Problem to solve
Look through the data that follows and copy each line with the string "Display".

Element data from apps and pages
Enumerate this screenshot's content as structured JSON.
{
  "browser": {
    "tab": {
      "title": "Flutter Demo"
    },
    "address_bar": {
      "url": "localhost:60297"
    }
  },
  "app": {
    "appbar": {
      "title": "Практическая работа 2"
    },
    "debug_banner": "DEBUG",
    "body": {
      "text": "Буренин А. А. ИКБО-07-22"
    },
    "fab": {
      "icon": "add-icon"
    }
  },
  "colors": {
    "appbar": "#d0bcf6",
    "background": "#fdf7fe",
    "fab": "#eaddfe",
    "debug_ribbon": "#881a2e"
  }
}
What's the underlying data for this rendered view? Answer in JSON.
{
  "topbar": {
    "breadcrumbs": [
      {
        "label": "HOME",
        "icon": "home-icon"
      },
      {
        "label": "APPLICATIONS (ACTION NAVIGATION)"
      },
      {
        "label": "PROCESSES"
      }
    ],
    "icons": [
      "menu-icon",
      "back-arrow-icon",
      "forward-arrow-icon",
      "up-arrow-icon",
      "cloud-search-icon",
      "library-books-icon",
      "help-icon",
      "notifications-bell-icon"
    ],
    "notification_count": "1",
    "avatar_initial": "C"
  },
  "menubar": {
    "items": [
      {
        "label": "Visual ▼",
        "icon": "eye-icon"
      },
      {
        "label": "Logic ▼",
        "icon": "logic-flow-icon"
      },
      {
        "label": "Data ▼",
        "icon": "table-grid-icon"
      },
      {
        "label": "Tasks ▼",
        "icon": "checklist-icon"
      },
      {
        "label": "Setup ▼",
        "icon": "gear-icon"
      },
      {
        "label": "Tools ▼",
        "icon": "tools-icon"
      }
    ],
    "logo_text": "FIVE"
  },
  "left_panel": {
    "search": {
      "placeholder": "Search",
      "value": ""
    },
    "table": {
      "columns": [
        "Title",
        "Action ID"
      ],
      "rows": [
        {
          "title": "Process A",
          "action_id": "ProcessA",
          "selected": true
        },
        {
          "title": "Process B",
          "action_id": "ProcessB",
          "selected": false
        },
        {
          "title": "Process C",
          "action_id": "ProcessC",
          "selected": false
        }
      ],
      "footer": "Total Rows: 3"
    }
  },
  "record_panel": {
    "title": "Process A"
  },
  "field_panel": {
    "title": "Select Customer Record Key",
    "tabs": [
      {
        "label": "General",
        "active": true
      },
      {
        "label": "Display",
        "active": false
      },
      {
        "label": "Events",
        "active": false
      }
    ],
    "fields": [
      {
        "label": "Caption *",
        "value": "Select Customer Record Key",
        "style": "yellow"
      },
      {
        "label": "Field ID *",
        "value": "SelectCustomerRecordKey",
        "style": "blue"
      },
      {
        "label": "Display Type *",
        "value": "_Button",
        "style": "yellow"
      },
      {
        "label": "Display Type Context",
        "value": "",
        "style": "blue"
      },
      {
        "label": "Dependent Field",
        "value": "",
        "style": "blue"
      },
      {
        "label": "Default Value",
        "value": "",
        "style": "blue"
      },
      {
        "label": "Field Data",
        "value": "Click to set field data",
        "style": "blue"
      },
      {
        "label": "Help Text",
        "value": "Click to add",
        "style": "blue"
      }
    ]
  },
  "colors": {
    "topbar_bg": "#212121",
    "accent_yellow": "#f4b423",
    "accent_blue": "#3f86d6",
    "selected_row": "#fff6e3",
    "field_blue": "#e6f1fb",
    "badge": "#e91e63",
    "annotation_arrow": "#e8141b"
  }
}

Exercise answer
        "label": "Display",
        "label": "Display Type *",
        "label": "Display Type Context",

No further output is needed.